STEVE: Equine infections anemia is a problem known as swamp fever, its common name. This is a really serious problem, if you get it, mainly because you’re not going to have your horse anymore. The government tests this with a Coggins Test, named after the illustrious Dr. Coggins. It’s done routinely, at least, once a year. In some states it’s done every six months. Obviously, it’s a protozoan that’s transferred via vectors, mainly horse flies are the most commonly incriminated. The clinical symptoms are usually something chronic and no horse lasts long enough to see those symptoms anymore. The biggest problem that you have is that they become a carrier so therefore every time they get bit by a horse fly they can transfer it to other horses.

So the reason you want to test is because if you get an outbreak you will lose your horse. Eventually they will succumb to it and that horse will become infectious. So the only way that you can limit this problem at all is euthanasia of the individual. So if you get a positive test the state is going to go ahead and run that test again, and if it turns out that that horse is positive, it’s not a false positive, then you will have to euthanize your horse. So therefore the testing is imperative and the control of this particular problem on a regular basis is really going to be regulated hard by both state and local governments.

ALEX: So obviously it’s important when you talk about the Coggins Test, when you go across state lines if you’re going to a competition you have to have this Coggins Test.

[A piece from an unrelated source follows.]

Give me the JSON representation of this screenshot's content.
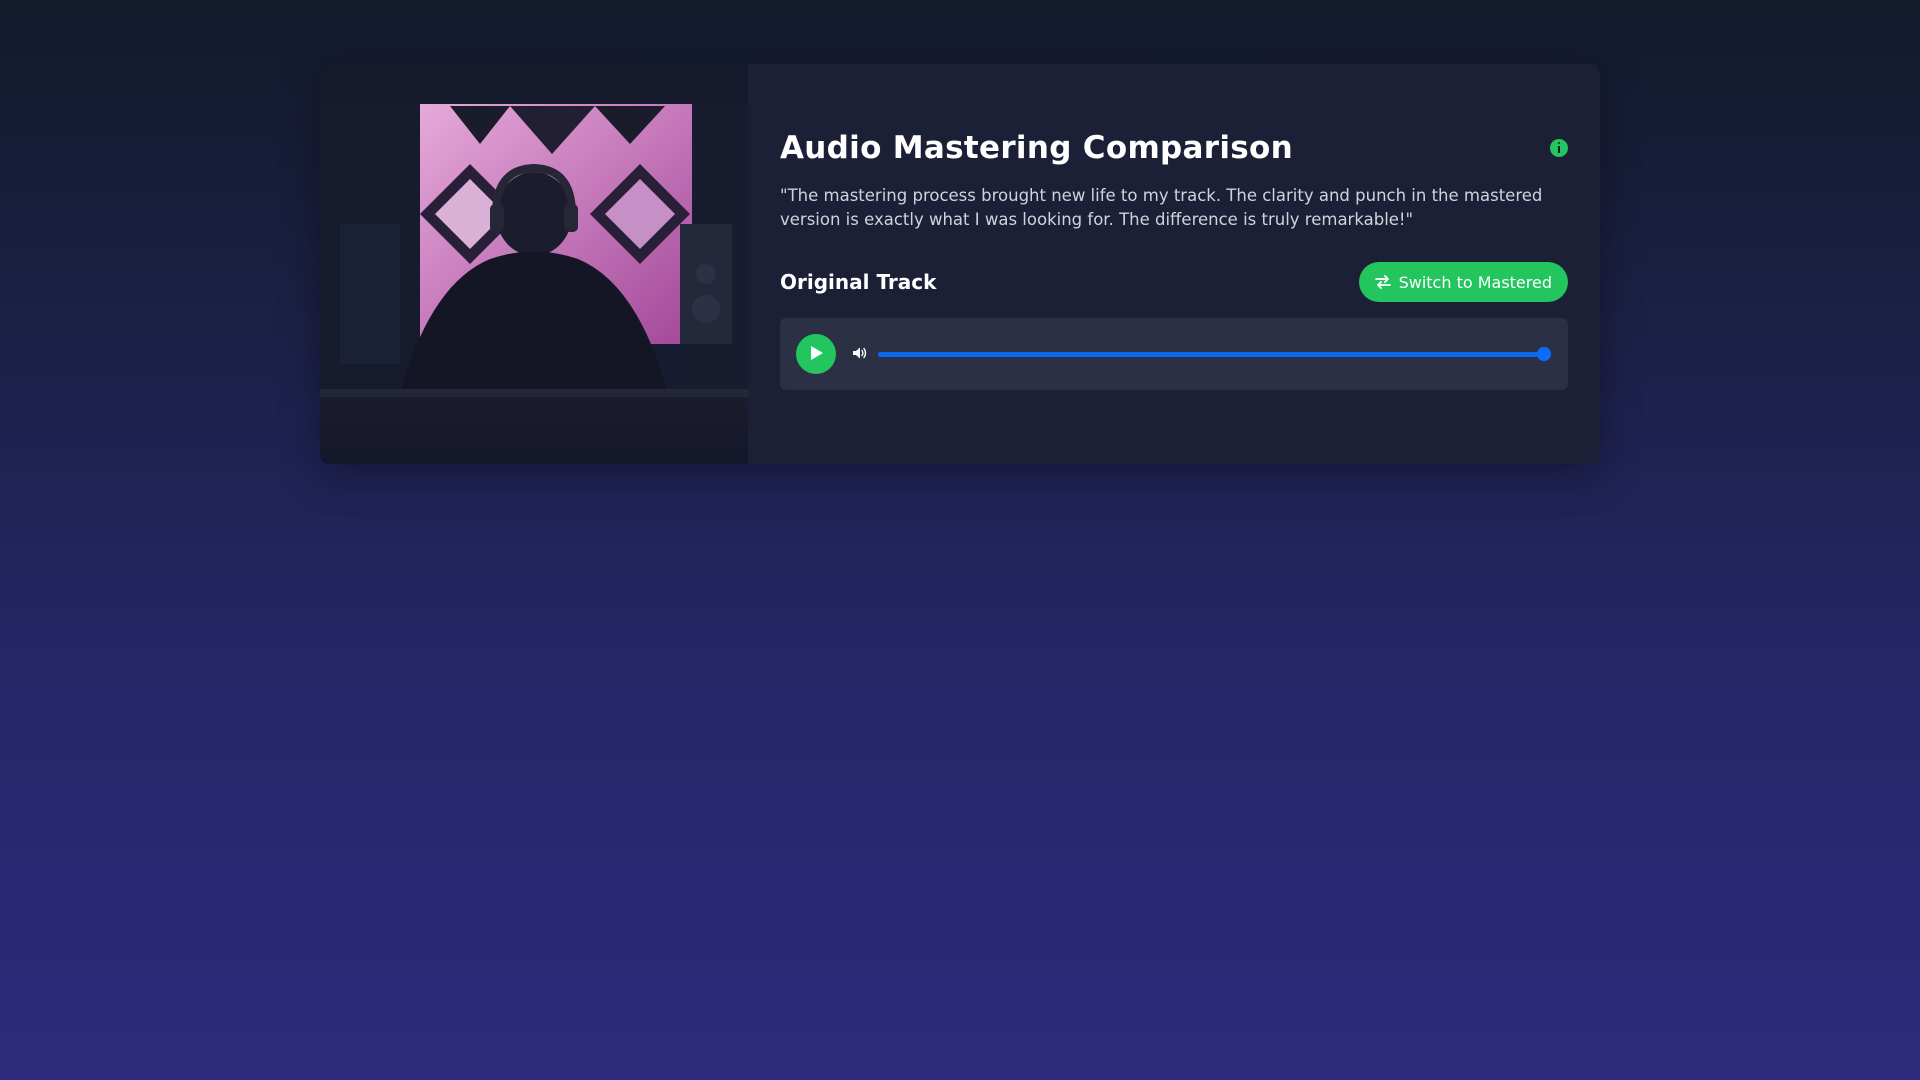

STEVE: Oh yeah, it’s imperative that if you have any interstate travel it requires a current Coggins for that state. So the veterinarian filling out your health certificate is going to need to know the rules and the laws for were you’re traveling to or, at least, look it up and find out what is required for interstate travel for the health certificate. It’s very important.